With just a week remaining until the vote on the new constitution in Chad, proponents and opponents of the proposed changes vigorously defend their positions, while some opt for a boycott. As the referendum campaign enters its final week, the political landscape is abuzz with activity ahead of the scheduled vote on Sunday, December 17. In Ndjamena, this weekend they have witnessed a series of rallies and meetings by various political parties, as reported by our correspondent, Olivier Monodji.
Supporters of the Patriotic Salvation Movement (MPS), the former ruling party, and allied parties backing the transition expressed confidence in their impending victory. Mahamat Zen Bada Abbas, Vice President of the coalition advocating for a “yes” vote in the constitutional referendum, asserted, “The opposing camp proposes the division of Chad. We will participate in the referendum to say ‘yes,’ to allow people to establish constitutional order swiftly. Vote for a united and indivisible Chad.”
The Determined “No” Camp
However, the determination of the “no” camp remains unwavering. Brice Mbaimon Guedmbaye, the national coordinator, argued, “The position of unitary state has rather facilitated the emergence of rebellions, crises, inter-communal conflicts, and wars. It has not favored us. We call for a ‘no’ vote against the proposed unitary constitution because this anti-federalist propaganda works to their advantage.”
The text, adopted in June by the transitional Parliament, aims to restore constitutional order and conclude the transition following the death of former President Idriss Déby. It mirrors the consensual structure of the 1996 fundamental law and, on the crucial issue of the state’s form, promises advanced decentralization rather than federalism.
Unchanged Daily Life
The Group for Consultation of Political Actors (GCAP), an alliance advocating for a boycott, contends that whether one votes “yes” or “no,” it will not alter daily life significantly. Nassour Ibrahim Koursami, President of the Patriots party and a GCAP member, emphasized, “Secure our future by saying no to the referendum. Voting is accepting a life without economic development.

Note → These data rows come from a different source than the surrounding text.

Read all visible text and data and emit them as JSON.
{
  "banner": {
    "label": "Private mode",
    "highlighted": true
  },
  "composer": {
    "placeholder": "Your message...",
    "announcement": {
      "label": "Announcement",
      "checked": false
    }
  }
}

Everything must be done to prevent this referendum.” He pointed out that the concerns of Chadians extend beyond the referendum, encompassing the closure of schools for almost two months and the increasing fuel scarcity.